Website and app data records
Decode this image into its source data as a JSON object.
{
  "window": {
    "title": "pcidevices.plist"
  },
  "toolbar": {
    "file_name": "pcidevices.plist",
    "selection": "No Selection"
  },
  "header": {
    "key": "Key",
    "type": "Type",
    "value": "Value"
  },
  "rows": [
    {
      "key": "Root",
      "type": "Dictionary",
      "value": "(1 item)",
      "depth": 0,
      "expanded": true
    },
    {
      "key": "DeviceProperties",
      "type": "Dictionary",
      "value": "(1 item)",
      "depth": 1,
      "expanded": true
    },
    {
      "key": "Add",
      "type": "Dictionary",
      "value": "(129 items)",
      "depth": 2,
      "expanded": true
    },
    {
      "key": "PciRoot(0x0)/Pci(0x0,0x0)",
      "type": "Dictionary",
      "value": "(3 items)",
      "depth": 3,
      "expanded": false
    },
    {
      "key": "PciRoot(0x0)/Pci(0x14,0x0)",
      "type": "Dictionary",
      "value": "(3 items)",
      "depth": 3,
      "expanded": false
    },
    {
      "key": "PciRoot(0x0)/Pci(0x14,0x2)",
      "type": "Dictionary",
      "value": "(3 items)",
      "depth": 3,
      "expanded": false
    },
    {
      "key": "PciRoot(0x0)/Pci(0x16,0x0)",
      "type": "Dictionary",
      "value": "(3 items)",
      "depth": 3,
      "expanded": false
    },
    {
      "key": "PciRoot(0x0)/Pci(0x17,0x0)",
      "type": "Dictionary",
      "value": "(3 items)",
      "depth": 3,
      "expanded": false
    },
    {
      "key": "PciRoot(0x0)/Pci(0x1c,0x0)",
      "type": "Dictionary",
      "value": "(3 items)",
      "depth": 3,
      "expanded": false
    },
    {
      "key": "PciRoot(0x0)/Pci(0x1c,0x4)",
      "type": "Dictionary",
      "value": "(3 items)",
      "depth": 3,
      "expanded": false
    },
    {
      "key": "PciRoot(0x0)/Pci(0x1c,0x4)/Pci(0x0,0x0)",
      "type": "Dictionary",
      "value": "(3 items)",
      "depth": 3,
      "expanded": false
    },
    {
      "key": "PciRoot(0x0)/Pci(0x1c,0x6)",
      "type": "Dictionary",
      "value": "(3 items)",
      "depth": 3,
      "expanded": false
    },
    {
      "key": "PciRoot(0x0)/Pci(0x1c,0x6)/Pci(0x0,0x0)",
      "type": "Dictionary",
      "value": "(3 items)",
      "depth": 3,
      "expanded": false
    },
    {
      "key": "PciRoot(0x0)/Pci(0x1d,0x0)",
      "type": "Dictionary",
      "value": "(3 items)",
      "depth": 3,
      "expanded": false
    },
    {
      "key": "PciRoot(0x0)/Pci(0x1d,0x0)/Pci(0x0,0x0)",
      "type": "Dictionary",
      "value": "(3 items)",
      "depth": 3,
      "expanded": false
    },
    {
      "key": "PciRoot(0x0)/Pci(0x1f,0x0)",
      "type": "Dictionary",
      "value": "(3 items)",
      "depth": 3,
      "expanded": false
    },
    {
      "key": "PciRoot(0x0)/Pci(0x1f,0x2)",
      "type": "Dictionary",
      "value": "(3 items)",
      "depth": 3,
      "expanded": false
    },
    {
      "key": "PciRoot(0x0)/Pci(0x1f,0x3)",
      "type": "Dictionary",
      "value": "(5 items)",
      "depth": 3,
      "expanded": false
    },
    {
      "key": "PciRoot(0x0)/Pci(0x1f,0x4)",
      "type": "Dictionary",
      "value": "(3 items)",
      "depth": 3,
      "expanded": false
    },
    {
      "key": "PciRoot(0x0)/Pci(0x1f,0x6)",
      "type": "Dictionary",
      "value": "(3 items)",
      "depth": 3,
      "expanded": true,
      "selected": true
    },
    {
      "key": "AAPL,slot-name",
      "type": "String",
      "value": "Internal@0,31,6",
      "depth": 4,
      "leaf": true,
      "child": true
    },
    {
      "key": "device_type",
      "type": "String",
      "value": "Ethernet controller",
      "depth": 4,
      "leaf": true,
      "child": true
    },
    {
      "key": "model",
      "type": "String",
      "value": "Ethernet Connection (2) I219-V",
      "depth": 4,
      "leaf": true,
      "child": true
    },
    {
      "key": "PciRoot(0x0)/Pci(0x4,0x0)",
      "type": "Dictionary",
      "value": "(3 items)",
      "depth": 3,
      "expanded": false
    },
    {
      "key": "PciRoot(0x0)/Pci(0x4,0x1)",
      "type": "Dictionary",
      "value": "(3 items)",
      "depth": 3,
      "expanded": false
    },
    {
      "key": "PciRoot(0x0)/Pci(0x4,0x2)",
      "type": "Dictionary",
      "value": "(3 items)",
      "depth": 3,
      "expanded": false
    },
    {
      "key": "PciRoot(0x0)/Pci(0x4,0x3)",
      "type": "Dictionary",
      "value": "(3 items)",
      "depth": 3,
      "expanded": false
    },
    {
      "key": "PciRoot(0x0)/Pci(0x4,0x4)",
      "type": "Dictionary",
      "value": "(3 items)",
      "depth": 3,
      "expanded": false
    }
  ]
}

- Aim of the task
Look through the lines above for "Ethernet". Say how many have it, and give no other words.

- Output of the exercise
2